It occurred to her earlier today, the most plausible approach to the theme of metamorphosis was to write about the change of her literary language. But she doesn’t feel like doing it.

She consulted her husband. ‘What am I going to write about metamorphosis?’

He replied: ‘What did you think of the other day when you looked at the photo of you as a six months old?’

‘My Mama.’

‘And now you’re a Mama.’

‘I don’t want to write about motherhood. I’m still traumatized.’

‘Fair enough,’ he texted.

She is left with nothing to write about so she tears open the pack of almonds, hoping the little vitamin E fortified angels will stimulate her through her daily, hourly writer’s block. Nothing happens. She eats more almonds.

Or maybe, she speculates, it has nothing to do with choosing a sensible approach; she just doesn’t like the idea of metamorphosis. After all, she has always been scared of insects. It terrifies her to picture that some unforeseeable change could take place in her body abruptly and she’d wake up a foreign object. She would be trapped, in the shell of a beetle, the bark of a laurel tree, as a non-native English writer, a mother, and she could never go back again.

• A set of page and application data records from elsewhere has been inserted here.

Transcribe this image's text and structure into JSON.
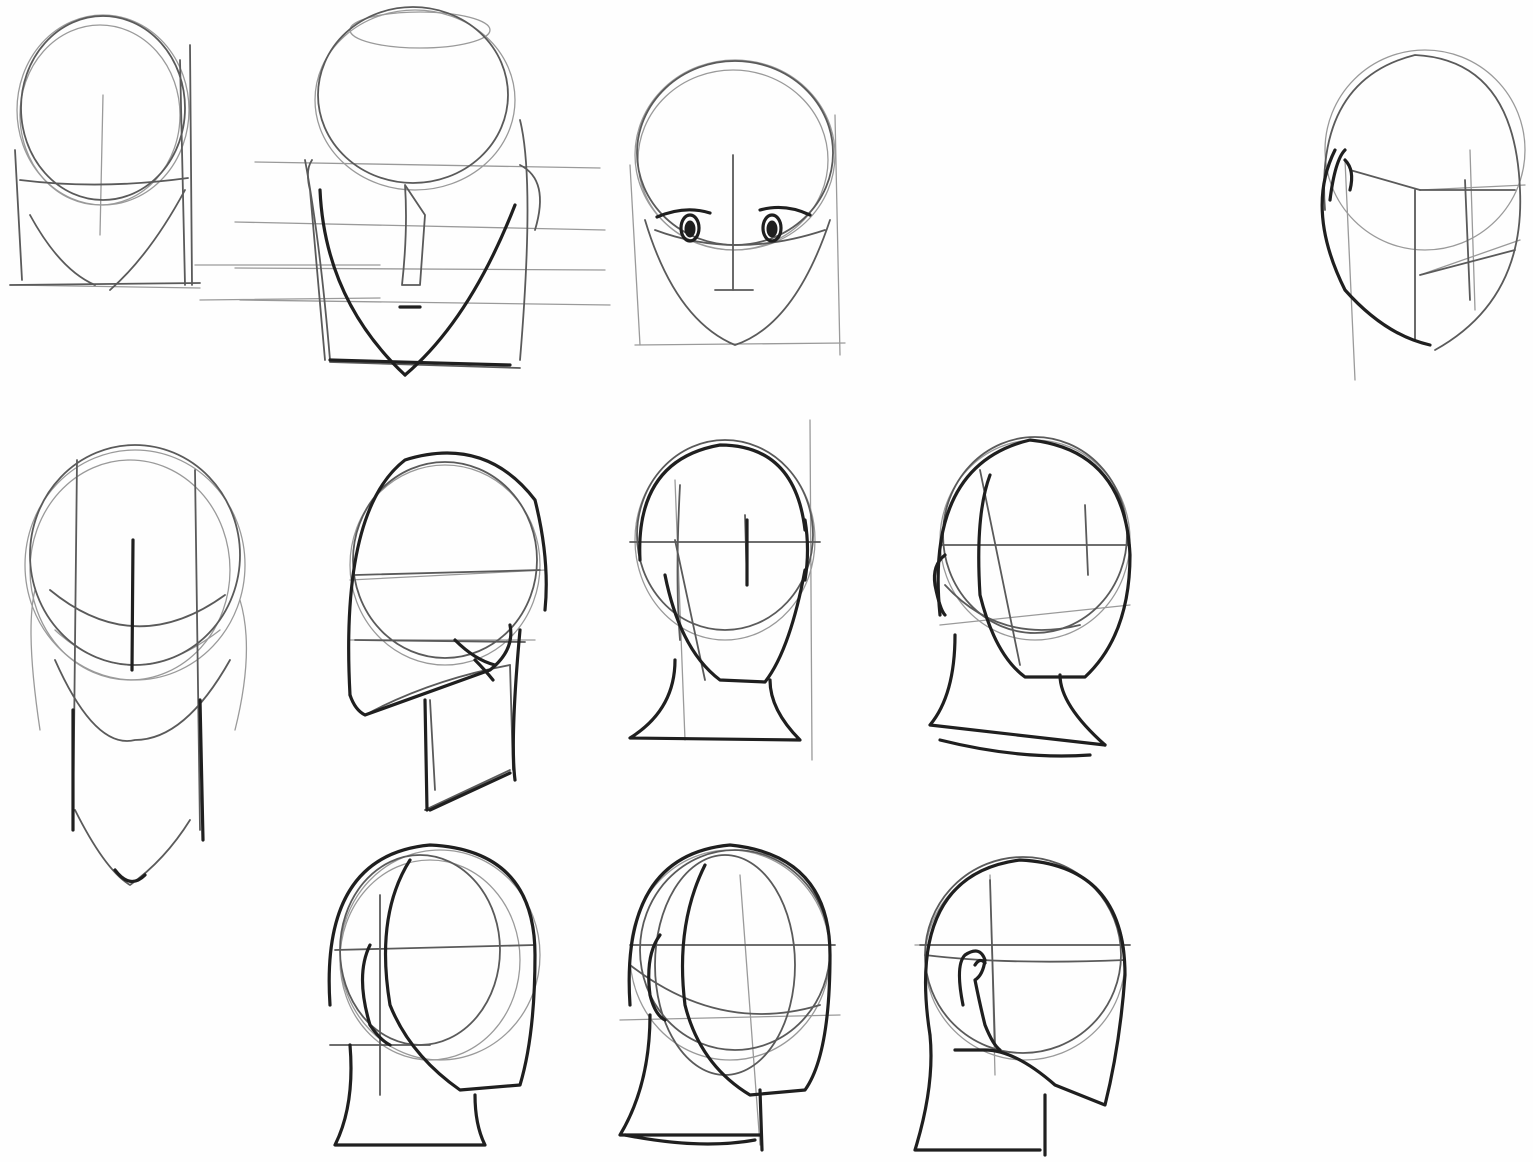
{
  "sheet": {
    "background": "#ffffff",
    "line_color_dark": "#1f1f1f",
    "line_color_light": "#9a9a9a"
  },
  "heads": [
    {
      "id": "front-construction-basic",
      "view": "front"
    },
    {
      "id": "front-with-nose",
      "view": "front"
    },
    {
      "id": "front-with-eyes",
      "view": "front"
    },
    {
      "id": "three-quarter-top-right",
      "view": "three-quarter"
    },
    {
      "id": "front-elongated",
      "view": "front"
    },
    {
      "id": "three-quarter-jaw-box",
      "view": "three-quarter"
    },
    {
      "id": "front-with-neck",
      "view": "front"
    },
    {
      "id": "three-quarter-with-neck",
      "view": "three-quarter"
    },
    {
      "id": "three-quarter-left-bottom",
      "view": "three-quarter"
    },
    {
      "id": "three-quarter-center-bottom",
      "view": "three-quarter"
    },
    {
      "id": "profile-with-ear",
      "view": "side"
    }
  ]
}
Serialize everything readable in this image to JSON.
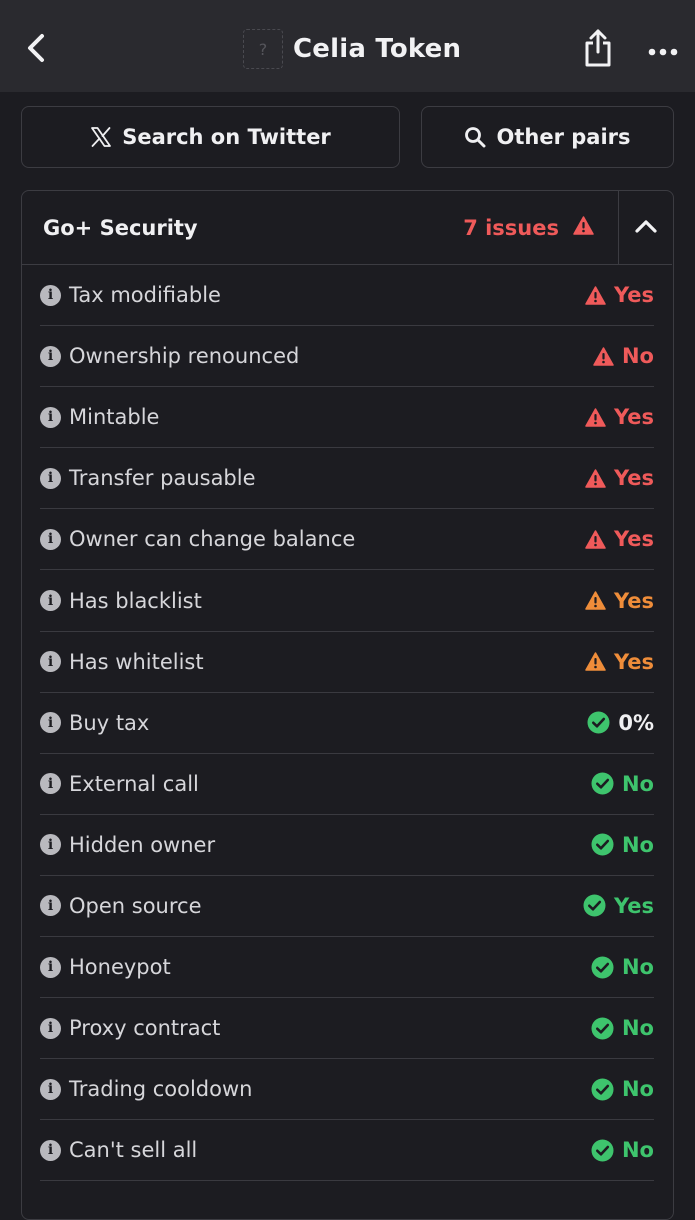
{
  "colors": {
    "danger": "#ef5a5a",
    "warning": "#ef8d3a",
    "success": "#3ec46d",
    "neutral": "#f0f0f2"
  },
  "header": {
    "title": "Celia Token",
    "logo_placeholder": "?",
    "back_icon": "chevron-left-icon",
    "share_icon": "share-icon",
    "more_icon": "more-horizontal-icon"
  },
  "actions": {
    "twitter_label": "Search on Twitter",
    "twitter_icon": "x-logo-icon",
    "pairs_label": "Other pairs",
    "pairs_icon": "search-icon"
  },
  "security": {
    "title": "Go+ Security",
    "issues_label": "7 issues",
    "issues_icon": "warning-icon",
    "collapse_icon": "chevron-up-icon",
    "rows": [
      {
        "label": "Tax modifiable",
        "value": "Yes",
        "status": "danger"
      },
      {
        "label": "Ownership renounced",
        "value": "No",
        "status": "danger"
      },
      {
        "label": "Mintable",
        "value": "Yes",
        "status": "danger"
      },
      {
        "label": "Transfer pausable",
        "value": "Yes",
        "status": "danger"
      },
      {
        "label": "Owner can change balance",
        "value": "Yes",
        "status": "danger"
      },
      {
        "label": "Has blacklist",
        "value": "Yes",
        "status": "warning"
      },
      {
        "label": "Has whitelist",
        "value": "Yes",
        "status": "warning"
      },
      {
        "label": "Buy tax",
        "value": "0%",
        "status": "success",
        "value_color": "neutral"
      },
      {
        "label": "External call",
        "value": "No",
        "status": "success"
      },
      {
        "label": "Hidden owner",
        "value": "No",
        "status": "success"
      },
      {
        "label": "Open source",
        "value": "Yes",
        "status": "success"
      },
      {
        "label": "Honeypot",
        "value": "No",
        "status": "success"
      },
      {
        "label": "Proxy contract",
        "value": "No",
        "status": "success"
      },
      {
        "label": "Trading cooldown",
        "value": "No",
        "status": "success"
      },
      {
        "label": "Can't sell all",
        "value": "No",
        "status": "success"
      }
    ]
  }
}
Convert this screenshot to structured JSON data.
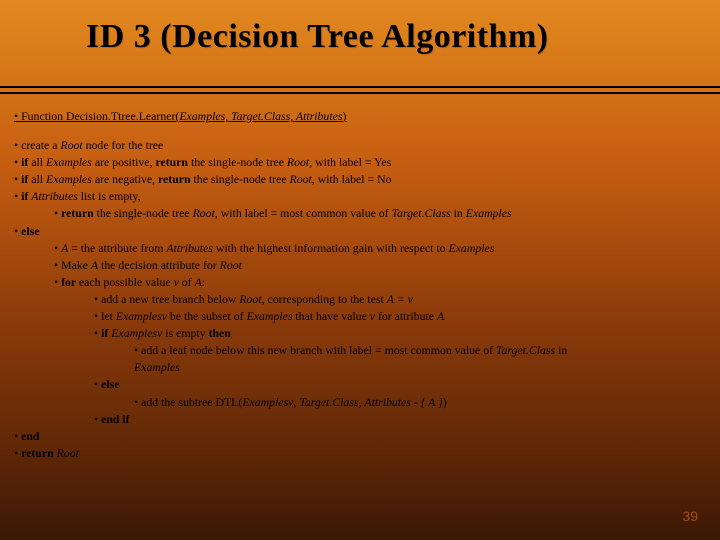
{
  "slide": {
    "title": "ID 3 (Decision Tree Algorithm)",
    "page_number": "39"
  },
  "lines": {
    "fn_prefix": "Function ",
    "fn_name": "Decision.Ttree.Learner(",
    "fn_args": "Examples, Target.Class, Attributes",
    "fn_close": ")",
    "l1_a": "create a ",
    "l1_b": "Root ",
    "l1_c": "node for the tree",
    "l2_a": "if ",
    "l2_b": "all ",
    "l2_c": "Examples",
    "l2_d": " are positive, ",
    "l2_e": "return ",
    "l2_f": "the single-node tree ",
    "l2_g": "Root",
    "l2_h": ", with label = Yes",
    "l3_a": "if ",
    "l3_b": "all ",
    "l3_c": "Examples",
    "l3_d": " are negative, ",
    "l3_e": "return ",
    "l3_f": "the single-node tree ",
    "l3_g": "Root",
    "l3_h": ", with label = No",
    "l4_a": "if ",
    "l4_b": "Attributes",
    "l4_c": " list is empty,",
    "l5_a": "return ",
    "l5_b": "the single-node tree ",
    "l5_c": "Root",
    "l5_d": ", with label = most common value of ",
    "l5_e": "Target.Class",
    "l5_f": " in ",
    "l5_g": "Examples",
    "l6_a": "else",
    "l7_a": "A",
    "l7_b": "  =  the attribute from ",
    "l7_c": "Attributes",
    "l7_d": " with the highest information gain with respect to ",
    "l7_e": "Examples",
    "l8_a": "Make ",
    "l8_b": "A",
    "l8_c": " the decision attribute for ",
    "l8_d": "Root",
    "l9_a": "for ",
    "l9_b": "each possible value ",
    "l9_c": "v",
    "l9_d": " of ",
    "l9_e": "A",
    "l9_f": ":",
    "l10_a": "add a new tree branch below ",
    "l10_b": "Root",
    "l10_c": ", corresponding to the test ",
    "l10_d": "A = v",
    "l11_a": "let ",
    "l11_b": "Examplesv",
    "l11_c": " be the subset of ",
    "l11_d": "Examples",
    "l11_e": " that have value ",
    "l11_f": "v",
    "l11_g": " for attribute ",
    "l11_h": "A",
    "l12_a": "if ",
    "l12_b": "Examplesv",
    "l12_c": " is empty ",
    "l12_d": "then",
    "l13_a": "add a leaf node below this new branch with label = most common value of ",
    "l13_b": "Target.Class",
    "l13_c": " in",
    "l13_d": "Examples",
    "l14_a": "else",
    "l15_a": "add the subtree DTL(",
    "l15_b": "Examplesv",
    "l15_c": ", ",
    "l15_d": "Target.Class",
    "l15_e": ", ",
    "l15_f": "Attributes - { A }",
    "l15_g": ")",
    "l16_a": "end if",
    "l17_a": "end",
    "l18_a": "return ",
    "l18_b": "Root"
  }
}
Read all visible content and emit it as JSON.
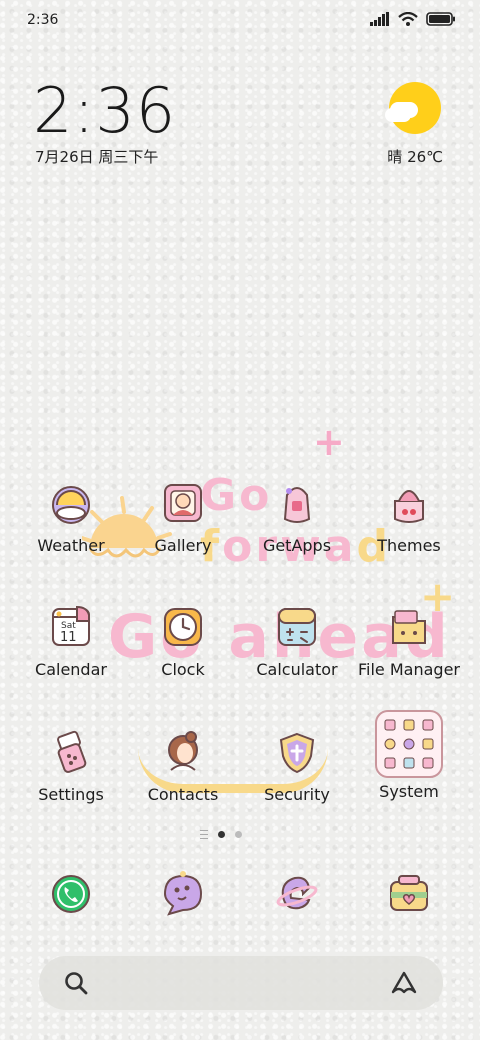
{
  "status_bar": {
    "time": "2:36"
  },
  "clock_widget": {
    "time": "2:36",
    "date": "7月26日 周三下午"
  },
  "weather_widget": {
    "text": "晴 26℃"
  },
  "decorations": {
    "line1_a": "Go ",
    "line1_b": "f",
    "line1_c": "orwa",
    "line1_d": "d",
    "line2": "Go ahead",
    "plus1": "+",
    "plus2": "+"
  },
  "apps": [
    {
      "label": "Weather"
    },
    {
      "label": "Gallery"
    },
    {
      "label": "GetApps"
    },
    {
      "label": "Themes"
    },
    {
      "label": "Calendar"
    },
    {
      "label": "Clock"
    },
    {
      "label": "Calculator"
    },
    {
      "label": "File Manager"
    },
    {
      "label": "Settings"
    },
    {
      "label": "Contacts"
    },
    {
      "label": "Security"
    },
    {
      "label": "System"
    }
  ],
  "calendar_icon": {
    "day": "Sat",
    "date": "11"
  },
  "dock": [
    "phone",
    "messaging",
    "browser",
    "camera"
  ],
  "colors": {
    "accent_pink": "#f7b8cf",
    "accent_yellow": "#f8d98a",
    "sun": "#ffcf1a"
  }
}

No no no she hasn’t metamorphosed. There hasn’t been any irreversible conversion. Nobody has suspended her from practicing as a Chinese writer, and motherhood is not a terminal disease. Take a deep breath. Things will improve. It does get easier.

When she was a teenage girl she always felt lonely. So she imagined there was another girl living inside her. She talked to her, she wrote letters to her. The idea of having someone else in her body consoled her. She was content that there was this otherness in her: strange, changeable, undefinable things which would puzzle her perpetually. It was the otherness that made her feel like herself, free and vigorous—and it was from there everything started.

As a result, she is still in me. Or I am still in her. Because nothing is certain and I question myself all the time. This is, again, part of the occupational hazard of being a fiction writer. On the other hand, there are privileges. One of the best privileges, aside from having the licence to be a weirdo, is to be able to cultivate multiple selves, to live a life of polyphony. In this sense, I’m coexisting with memories of my family and ancestors, my imaginary friends, the characters in my fiction and all of my past and forthcoming identities.

Sometimes, when I sit by myself I can hear them talk: negotiating, squabbling, and laughing together. The loudness of them settles me. It makes me feel that I am always accompanied in my solitude.


Yan Ge was born in 1984 in Sichuan in the People’s Republic of China, and currently lives in Dublin. She has published a dozen books and has won multiple awards. Her novels The Chilli Bean Paste Clan (translated by Nicky Harman) and Strange Beasts (translated by Jeremy Tiang) received PEN Translates awards.